Return only those lines of the records below in which "слайда" appears.

The data section start

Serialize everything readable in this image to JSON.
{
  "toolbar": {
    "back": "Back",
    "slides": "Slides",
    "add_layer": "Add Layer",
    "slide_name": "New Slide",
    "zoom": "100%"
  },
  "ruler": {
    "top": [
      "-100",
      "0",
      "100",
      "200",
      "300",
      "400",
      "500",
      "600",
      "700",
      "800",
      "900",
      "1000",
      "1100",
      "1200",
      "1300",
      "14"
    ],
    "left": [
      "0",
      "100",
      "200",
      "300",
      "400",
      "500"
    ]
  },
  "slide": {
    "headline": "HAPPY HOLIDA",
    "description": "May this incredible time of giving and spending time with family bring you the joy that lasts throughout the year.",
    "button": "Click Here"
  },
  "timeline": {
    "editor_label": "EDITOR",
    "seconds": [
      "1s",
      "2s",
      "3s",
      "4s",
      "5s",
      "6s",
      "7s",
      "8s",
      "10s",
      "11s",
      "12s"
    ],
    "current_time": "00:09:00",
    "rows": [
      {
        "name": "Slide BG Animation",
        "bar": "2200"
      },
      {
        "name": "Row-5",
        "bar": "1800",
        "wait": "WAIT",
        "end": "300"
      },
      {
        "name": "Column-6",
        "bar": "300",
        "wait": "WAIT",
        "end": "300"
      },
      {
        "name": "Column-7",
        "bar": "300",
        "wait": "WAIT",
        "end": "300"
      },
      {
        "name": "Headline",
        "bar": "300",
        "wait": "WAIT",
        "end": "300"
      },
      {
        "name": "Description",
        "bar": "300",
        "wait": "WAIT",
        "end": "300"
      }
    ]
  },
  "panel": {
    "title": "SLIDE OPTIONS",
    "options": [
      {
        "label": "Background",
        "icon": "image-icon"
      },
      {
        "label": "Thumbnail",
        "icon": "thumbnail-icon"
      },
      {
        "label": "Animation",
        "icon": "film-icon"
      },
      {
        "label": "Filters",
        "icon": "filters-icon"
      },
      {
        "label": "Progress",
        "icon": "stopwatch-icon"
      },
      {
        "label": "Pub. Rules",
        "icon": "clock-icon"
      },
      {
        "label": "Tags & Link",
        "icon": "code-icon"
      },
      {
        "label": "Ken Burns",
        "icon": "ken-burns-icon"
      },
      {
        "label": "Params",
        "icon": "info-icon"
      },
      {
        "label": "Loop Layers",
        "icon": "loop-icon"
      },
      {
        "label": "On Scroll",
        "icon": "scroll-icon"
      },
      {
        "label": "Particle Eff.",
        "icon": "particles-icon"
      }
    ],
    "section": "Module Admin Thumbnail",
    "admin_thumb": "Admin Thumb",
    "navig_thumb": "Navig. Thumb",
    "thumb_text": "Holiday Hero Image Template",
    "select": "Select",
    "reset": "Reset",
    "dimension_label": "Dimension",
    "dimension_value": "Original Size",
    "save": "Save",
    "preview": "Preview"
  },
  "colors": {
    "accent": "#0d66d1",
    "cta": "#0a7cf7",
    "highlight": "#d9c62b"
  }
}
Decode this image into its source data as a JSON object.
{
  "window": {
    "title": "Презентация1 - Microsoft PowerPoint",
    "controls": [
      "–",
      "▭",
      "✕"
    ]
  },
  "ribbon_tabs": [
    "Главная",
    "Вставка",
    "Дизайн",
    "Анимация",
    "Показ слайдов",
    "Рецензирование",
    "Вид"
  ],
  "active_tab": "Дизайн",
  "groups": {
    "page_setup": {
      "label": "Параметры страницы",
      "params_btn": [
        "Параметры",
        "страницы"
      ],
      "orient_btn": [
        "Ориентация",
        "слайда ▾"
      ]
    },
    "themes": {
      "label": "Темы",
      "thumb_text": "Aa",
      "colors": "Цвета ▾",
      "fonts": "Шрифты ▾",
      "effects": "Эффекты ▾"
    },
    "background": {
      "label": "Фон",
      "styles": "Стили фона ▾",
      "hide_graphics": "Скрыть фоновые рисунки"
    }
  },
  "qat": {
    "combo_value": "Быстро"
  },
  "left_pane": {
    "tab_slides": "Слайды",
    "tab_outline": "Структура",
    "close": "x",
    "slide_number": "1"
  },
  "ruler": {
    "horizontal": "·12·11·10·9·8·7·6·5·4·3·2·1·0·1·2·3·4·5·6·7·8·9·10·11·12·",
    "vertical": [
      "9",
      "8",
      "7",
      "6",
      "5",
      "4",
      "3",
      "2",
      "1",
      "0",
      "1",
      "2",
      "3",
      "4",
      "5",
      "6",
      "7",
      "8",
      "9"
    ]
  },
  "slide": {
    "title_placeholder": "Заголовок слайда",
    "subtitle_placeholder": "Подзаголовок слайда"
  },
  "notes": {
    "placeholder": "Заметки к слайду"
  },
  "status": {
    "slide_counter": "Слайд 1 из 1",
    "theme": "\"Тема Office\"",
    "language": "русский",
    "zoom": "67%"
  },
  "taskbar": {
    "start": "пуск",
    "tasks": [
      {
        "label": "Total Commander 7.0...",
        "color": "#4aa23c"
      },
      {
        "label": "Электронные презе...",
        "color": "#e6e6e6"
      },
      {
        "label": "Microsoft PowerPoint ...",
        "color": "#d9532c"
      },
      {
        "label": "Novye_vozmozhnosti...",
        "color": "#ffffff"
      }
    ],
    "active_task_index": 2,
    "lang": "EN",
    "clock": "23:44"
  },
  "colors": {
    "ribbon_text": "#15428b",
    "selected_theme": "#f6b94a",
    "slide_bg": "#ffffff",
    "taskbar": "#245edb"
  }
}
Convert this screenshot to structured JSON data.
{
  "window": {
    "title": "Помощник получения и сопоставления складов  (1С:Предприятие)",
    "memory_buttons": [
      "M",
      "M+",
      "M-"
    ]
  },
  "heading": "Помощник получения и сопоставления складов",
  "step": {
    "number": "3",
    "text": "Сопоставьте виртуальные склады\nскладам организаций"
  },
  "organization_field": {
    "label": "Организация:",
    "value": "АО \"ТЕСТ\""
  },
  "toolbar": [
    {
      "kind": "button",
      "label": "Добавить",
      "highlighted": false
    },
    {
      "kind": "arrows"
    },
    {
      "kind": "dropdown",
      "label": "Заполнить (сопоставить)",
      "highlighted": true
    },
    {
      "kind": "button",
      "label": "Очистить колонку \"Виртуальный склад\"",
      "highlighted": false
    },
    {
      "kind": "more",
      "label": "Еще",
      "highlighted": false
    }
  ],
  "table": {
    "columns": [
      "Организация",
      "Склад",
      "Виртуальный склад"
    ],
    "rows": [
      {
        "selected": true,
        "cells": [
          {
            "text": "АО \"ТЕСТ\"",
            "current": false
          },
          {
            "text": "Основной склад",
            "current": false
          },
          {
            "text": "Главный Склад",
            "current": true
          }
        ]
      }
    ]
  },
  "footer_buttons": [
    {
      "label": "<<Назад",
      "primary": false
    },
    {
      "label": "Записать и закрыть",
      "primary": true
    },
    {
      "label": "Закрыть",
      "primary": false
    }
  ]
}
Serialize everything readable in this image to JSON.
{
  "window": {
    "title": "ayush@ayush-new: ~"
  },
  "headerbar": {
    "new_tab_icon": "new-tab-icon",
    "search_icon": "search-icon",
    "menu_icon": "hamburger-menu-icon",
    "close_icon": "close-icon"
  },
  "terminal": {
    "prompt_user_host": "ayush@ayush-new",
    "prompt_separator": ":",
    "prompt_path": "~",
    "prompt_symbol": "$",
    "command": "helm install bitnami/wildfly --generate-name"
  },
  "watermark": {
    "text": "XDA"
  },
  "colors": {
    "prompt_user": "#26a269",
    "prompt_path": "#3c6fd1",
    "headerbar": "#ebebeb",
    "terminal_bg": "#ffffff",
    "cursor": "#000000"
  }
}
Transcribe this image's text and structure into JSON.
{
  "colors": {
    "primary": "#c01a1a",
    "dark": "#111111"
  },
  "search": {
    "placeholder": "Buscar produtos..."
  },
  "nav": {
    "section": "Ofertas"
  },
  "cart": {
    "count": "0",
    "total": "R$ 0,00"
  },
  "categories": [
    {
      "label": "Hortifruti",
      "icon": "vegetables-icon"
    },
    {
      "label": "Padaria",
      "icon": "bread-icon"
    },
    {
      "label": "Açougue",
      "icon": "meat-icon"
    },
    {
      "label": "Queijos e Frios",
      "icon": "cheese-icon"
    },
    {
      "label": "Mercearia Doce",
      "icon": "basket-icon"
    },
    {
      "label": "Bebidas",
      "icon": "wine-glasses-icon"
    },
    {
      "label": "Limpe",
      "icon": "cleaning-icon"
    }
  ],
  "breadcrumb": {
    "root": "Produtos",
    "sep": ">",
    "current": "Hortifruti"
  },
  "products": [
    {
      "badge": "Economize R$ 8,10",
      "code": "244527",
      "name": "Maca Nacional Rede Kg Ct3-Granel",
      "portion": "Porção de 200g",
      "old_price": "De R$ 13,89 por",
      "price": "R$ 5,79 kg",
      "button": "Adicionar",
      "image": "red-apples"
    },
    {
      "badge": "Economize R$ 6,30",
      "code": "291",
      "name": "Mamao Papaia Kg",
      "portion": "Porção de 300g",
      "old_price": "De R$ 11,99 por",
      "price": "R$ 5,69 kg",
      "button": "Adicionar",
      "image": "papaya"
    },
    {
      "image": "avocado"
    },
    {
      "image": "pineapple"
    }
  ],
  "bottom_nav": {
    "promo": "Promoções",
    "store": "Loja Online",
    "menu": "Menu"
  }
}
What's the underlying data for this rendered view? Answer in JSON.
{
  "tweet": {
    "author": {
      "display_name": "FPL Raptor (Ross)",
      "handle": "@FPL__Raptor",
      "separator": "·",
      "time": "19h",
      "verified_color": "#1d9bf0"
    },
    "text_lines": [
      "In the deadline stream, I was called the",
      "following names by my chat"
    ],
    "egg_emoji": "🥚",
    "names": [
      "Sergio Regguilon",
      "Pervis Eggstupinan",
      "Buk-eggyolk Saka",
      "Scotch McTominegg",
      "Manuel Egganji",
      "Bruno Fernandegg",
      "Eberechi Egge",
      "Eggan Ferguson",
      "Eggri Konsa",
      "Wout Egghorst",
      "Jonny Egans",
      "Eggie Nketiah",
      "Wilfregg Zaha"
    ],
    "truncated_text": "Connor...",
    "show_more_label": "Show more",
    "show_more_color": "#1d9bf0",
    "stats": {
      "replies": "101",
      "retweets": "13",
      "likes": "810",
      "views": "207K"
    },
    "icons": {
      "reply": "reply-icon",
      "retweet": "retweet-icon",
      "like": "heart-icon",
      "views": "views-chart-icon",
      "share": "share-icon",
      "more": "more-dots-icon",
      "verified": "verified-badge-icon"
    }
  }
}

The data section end

> **Written response**
        "слайда ▾"
    "title_placeholder": "Заголовок слайда",
    "subtitle_placeholder": "Подзаголовок слайда"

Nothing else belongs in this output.